WINTER PARK — Fans of the Christmas TV favorite Rudolph the Red-Nosed Reindeer, take note: there’s a new musical being developed that aims to create an entirely new and appealing holiday experience, this one for the theater.
Rudolph, of course, premiered on Dec. 6 1964, as an animated television special based on the classic Johnny Marks song “Rudolph the Red-Nosed Reindeer,” and told the story of how Rudolph became Santa’s lead reindeer on Christmas Eve. The special airs every year round the holidays, as it has for decades.
One of the most enduring and appealing aspects of that story has always been Rudolph’s journey to the Island of Misfit Toys, a frozen landscape filled with unloved or unwanted toys that don’t ever expect to become Christmas presents for girls and boys around the world, and instead live with their ruler, a winged lion named King Moonracer.

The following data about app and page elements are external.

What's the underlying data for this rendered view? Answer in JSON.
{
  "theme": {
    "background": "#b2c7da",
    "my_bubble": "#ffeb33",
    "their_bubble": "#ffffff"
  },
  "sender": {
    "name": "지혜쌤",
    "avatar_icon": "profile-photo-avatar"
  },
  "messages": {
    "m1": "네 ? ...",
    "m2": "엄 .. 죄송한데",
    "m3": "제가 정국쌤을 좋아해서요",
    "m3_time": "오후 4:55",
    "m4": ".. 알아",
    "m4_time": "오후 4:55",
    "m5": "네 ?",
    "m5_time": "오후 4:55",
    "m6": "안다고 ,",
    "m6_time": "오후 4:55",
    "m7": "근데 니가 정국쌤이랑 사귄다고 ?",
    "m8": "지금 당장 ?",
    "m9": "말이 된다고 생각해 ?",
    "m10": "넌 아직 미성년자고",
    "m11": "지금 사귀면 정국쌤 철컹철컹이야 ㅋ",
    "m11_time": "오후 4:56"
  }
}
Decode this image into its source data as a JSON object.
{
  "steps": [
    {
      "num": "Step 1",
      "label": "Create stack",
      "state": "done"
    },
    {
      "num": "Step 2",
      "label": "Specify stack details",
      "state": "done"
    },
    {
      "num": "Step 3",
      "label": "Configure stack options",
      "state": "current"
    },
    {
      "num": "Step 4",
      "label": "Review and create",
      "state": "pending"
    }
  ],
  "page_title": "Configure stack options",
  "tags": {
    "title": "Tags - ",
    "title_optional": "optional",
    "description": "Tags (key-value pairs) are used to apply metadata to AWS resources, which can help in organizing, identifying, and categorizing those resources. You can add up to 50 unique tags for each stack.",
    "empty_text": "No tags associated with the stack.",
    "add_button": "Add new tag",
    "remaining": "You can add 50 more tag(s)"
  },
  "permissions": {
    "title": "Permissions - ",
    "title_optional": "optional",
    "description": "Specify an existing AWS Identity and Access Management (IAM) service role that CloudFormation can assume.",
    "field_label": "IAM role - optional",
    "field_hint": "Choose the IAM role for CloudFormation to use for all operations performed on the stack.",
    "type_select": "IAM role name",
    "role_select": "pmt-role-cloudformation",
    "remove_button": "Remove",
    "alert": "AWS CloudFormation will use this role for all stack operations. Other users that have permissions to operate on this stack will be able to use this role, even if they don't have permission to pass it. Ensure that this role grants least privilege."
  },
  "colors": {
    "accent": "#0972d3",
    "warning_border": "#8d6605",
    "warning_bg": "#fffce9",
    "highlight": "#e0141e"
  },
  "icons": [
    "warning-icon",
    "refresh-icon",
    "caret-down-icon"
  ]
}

It doesn’t surprise me at all that someone came up with the idea of setting a full-scale musical on the Island of Misfit Toys, along with an adventure that involves rescuing a kidnapped Santa. If that sounds intriguing, you have a chance to see the show on Sunday at 3 p.m. at the Winter Park Playhouse, which has spent the past three days hosting the Florida Festival of New Musicals, an opportunity for playwrights and composers to test run their work before it gets a full productions.
On Saturday, a superb ensemble cast staged a reading of The Island Of Misfits The Musical, a show that has a lot of potential to become a holiday perennial in the same way that productions like A Christmas Carol and It’s A Wonderful Life keep coming back to local stages around Thanksgiving.

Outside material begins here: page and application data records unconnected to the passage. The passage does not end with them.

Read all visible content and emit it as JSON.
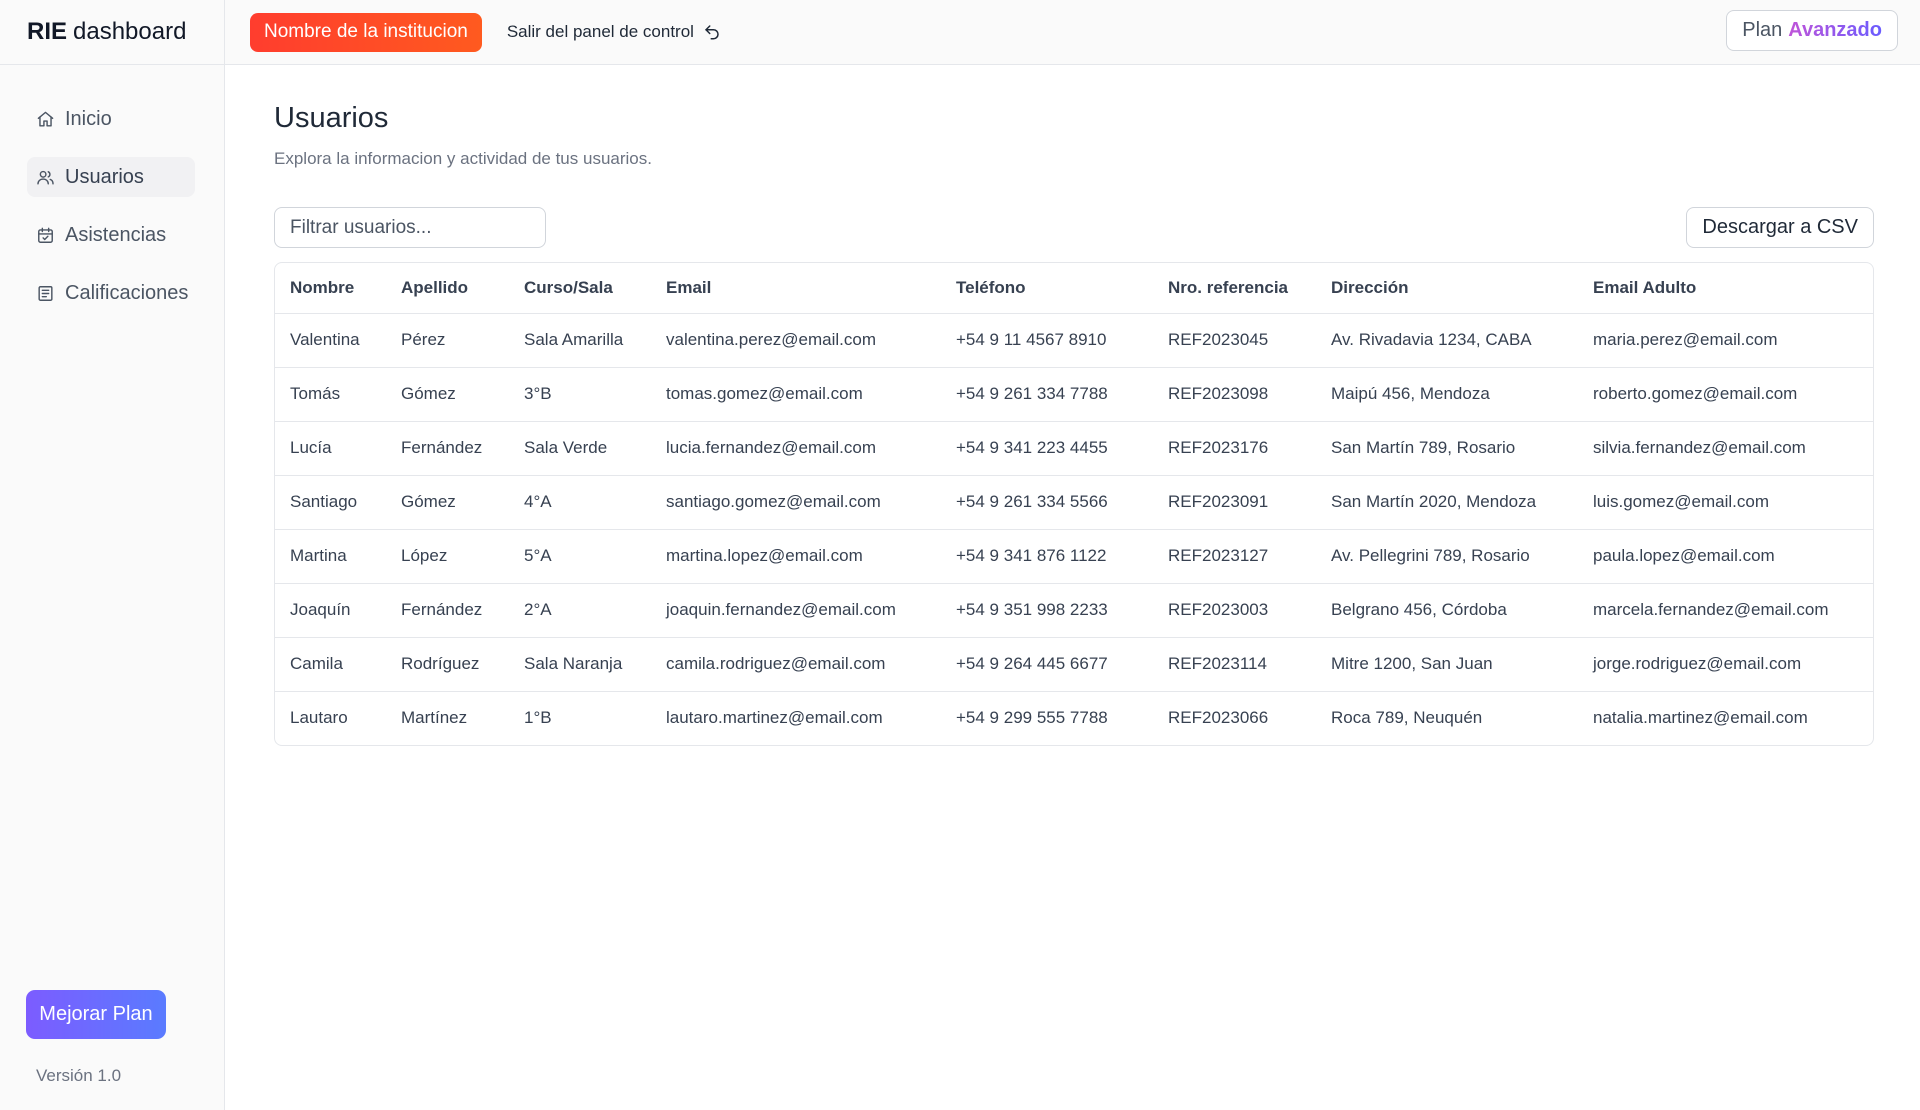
{
  "brand": {
    "strong": "RIE",
    "rest": "dashboard"
  },
  "topbar": {
    "institution_label": "Nombre de la institucion",
    "exit_label": "Salir del panel de control",
    "plan_label": "Plan",
    "plan_tier": "Avanzado"
  },
  "sidebar": {
    "items": [
      {
        "label": "Inicio",
        "icon": "home-icon",
        "active": false
      },
      {
        "label": "Usuarios",
        "icon": "users-icon",
        "active": true
      },
      {
        "label": "Asistencias",
        "icon": "calendar-check-icon",
        "active": false
      },
      {
        "label": "Calificaciones",
        "icon": "report-icon",
        "active": false
      }
    ],
    "upgrade_label": "Mejorar Plan",
    "version": "Versión 1.0"
  },
  "main": {
    "title": "Usuarios",
    "subtitle": "Explora la informacion y actividad de tus usuarios.",
    "filter_placeholder": "Filtrar usuarios...",
    "filter_value": "",
    "csv_label": "Descargar a CSV"
  },
  "table": {
    "columns": [
      "Nombre",
      "Apellido",
      "Curso/Sala",
      "Email",
      "Teléfono",
      "Nro. referencia",
      "Dirección",
      "Email Adulto"
    ],
    "rows": [
      [
        "Valentina",
        "Pérez",
        "Sala Amarilla",
        "valentina.perez@email.com",
        "+54 9 11 4567 8910",
        "REF2023045",
        "Av. Rivadavia 1234, CABA",
        "maria.perez@email.com"
      ],
      [
        "Tomás",
        "Gómez",
        "3°B",
        "tomas.gomez@email.com",
        "+54 9 261 334 7788",
        "REF2023098",
        "Maipú 456, Mendoza",
        "roberto.gomez@email.com"
      ],
      [
        "Lucía",
        "Fernández",
        "Sala Verde",
        "lucia.fernandez@email.com",
        "+54 9 341 223 4455",
        "REF2023176",
        "San Martín 789, Rosario",
        "silvia.fernandez@email.com"
      ],
      [
        "Santiago",
        "Gómez",
        "4°A",
        "santiago.gomez@email.com",
        "+54 9 261 334 5566",
        "REF2023091",
        "San Martín 2020, Mendoza",
        "luis.gomez@email.com"
      ],
      [
        "Martina",
        "López",
        "5°A",
        "martina.lopez@email.com",
        "+54 9 341 876 1122",
        "REF2023127",
        "Av. Pellegrini 789, Rosario",
        "paula.lopez@email.com"
      ],
      [
        "Joaquín",
        "Fernández",
        "2°A",
        "joaquin.fernandez@email.com",
        "+54 9 351 998 2233",
        "REF2023003",
        "Belgrano 456, Córdoba",
        "marcela.fernandez@email.com"
      ],
      [
        "Camila",
        "Rodríguez",
        "Sala Naranja",
        "camila.rodriguez@email.com",
        "+54 9 264 445 6677",
        "REF2023114",
        "Mitre 1200, San Juan",
        "jorge.rodriguez@email.com"
      ],
      [
        "Lautaro",
        "Martínez",
        "1°B",
        "lautaro.martinez@email.com",
        "+54 9 299 555 7788",
        "REF2023066",
        "Roca 789, Neuquén",
        "natalia.martinez@email.com"
      ]
    ]
  },
  "colors": {
    "institution_button": "#ff4a26",
    "upgrade_button": "#6b6cff",
    "plan_tier": "#8a5cf0"
  }
}
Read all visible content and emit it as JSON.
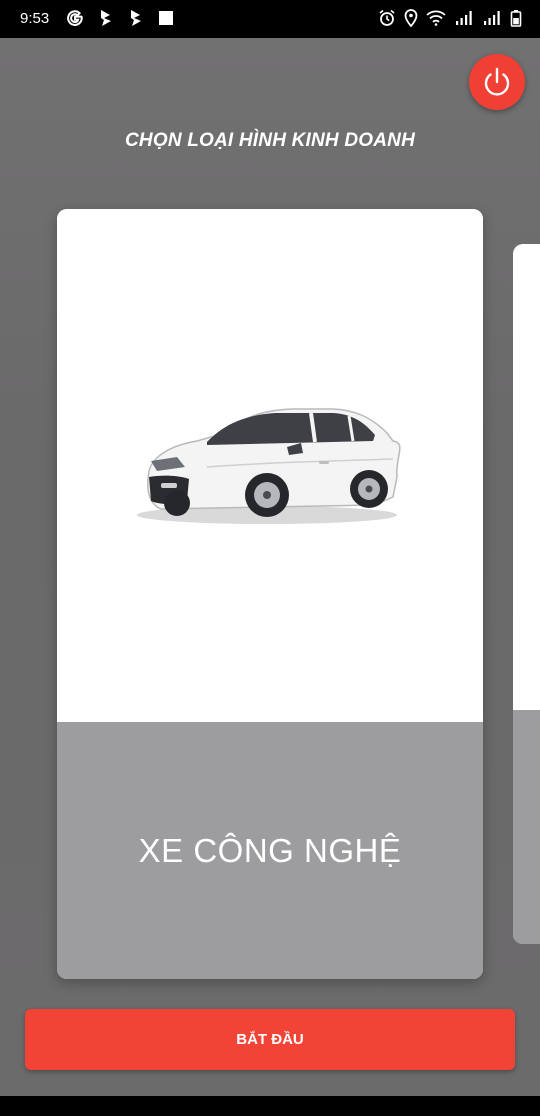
{
  "status_bar": {
    "time": "9:53",
    "left_icons": [
      "google-icon",
      "app-notification-icon",
      "app-notification-icon",
      "image-notification-icon"
    ],
    "right_icons": [
      "alarm-icon",
      "location-icon",
      "wifi-icon",
      "signal-icon",
      "signal-icon",
      "battery-icon"
    ]
  },
  "header": {
    "title": "CHỌN LOẠI HÌNH KINH DOANH",
    "power_icon": "power-icon"
  },
  "cards": [
    {
      "label": "XE CÔNG NGHỆ",
      "image": "white-sedan-car"
    }
  ],
  "footer": {
    "start_label": "BẮT ĐẦU"
  },
  "colors": {
    "accent": "#f24436",
    "background": "#6e6d6e",
    "card_label_bg": "#9d9c9f"
  }
}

What is The Island of Misfits The Musical About?
The Island Of Misfits The Musical is being imported from New York, where it was created thanks to a story by writer Larry Little, who turned it over to the capable hands of writers Jennifer and Jaclyn Enchin to create the book and lyrics, and then for some truly sublime and irresistible songs composed by Dylan MarcAurele.
The staged reading was directed by Michael Edwards, a veteran actor and director of previous Playhouse shows. The story opens in Wisconsin, at a department story where a young sales clerk, Grace, can’t wait for the next three days to go by — and with it the Christmas holiday — so she can quit her job and pursue her true ambition, to become an astrologer. Her ambitions get a jump start thanks to her supervisor, Charlotta, who is as greedy, annoying and money-obsessed as the day is long.
But Grace and her co-worker Nicki, who still believes in Santa, come to the attention of none other than Moonracer, the lion that rules over the Island of Misfit Toys. He decides to sweep them onto the island in the hope that they can help solve a major dilemma: Santa has been kidnapped and Christmas is coming up fast.
The reading covered mainly the first act of this musical, and while Rudolph was nowhere to be seen, Santa and the Abominable Snowman make appearances, along with an Elf named Schmedrick who has ambitions to be — no, not a dentist, but a carpenter. It has a suitably cruel villain and some funky toys, including a Rubik’s Cube that has the misfortune of being only one color, and a Karaoke box that has tons of great songs, but can’t carry a tune.
The show is whimsical and funny, and one member of the audience later compared to it The Wizard of Oz and Dorothy’s adventures in the Land of Oz, although that comparison didn’t actually occur to me while watching the show.
Why Go See The Island Of Misfits?
With the very strong score by MarcAurele and plenty of clever, witty lines and gags, I get the feeling that The Island of Misfits truly does have the potential to become a real audience pleaser, and to find some durability on stages around the country, particularly during the holidays.
It’s also well worth your time to see the Playhouse’s reading of the show, considering just how ideally the actors were selected for their roles. As Grace, Taylor Colleen Chaulker seems young and innocent, but hardly naïve, and smart enough to outsmart the folks who kidnapped Santa; while as her sidekick, Courtney Cunningham is a delight as the often dim-bulb Nicki. Her romance with Schmedrick, played with fine comedic skill by Wesley Slade, also works quite well.
And there are plenty of other fine performances, including Cynthia Beckert as the off-key karaoke player, Todd Allen Long as Moonracer and Dave Thome, who has a grand old time as both Santa and the Abominable Snowman. And the producers might want to consider importing Aimee Aballo for the first full run, so they can take full advantage of her scene-stealing performance as the villainous Charlotta.
Where Can You See This Festival?
The Florida Festival of New Musicals is being performed at the musical theater at 711 Orange Ave., Suite C in Winter Park. Call 407-645-0145 for details and more information.
Sunday is the festival’s final day. The schedule of shows is:
* ThreeTimesFast (11 a.m.)
* Good Girls Only (1 p.m.)
* The Island Of Misfits (3 p.m.)
* Flaming Volcano Bed & Breakfast (5 p.m.)
Michael Freeman is an Orlando journalist, playwright and author of the book “Of Cats And Wolves.” Contact him at Freelineorlando@gmail.com.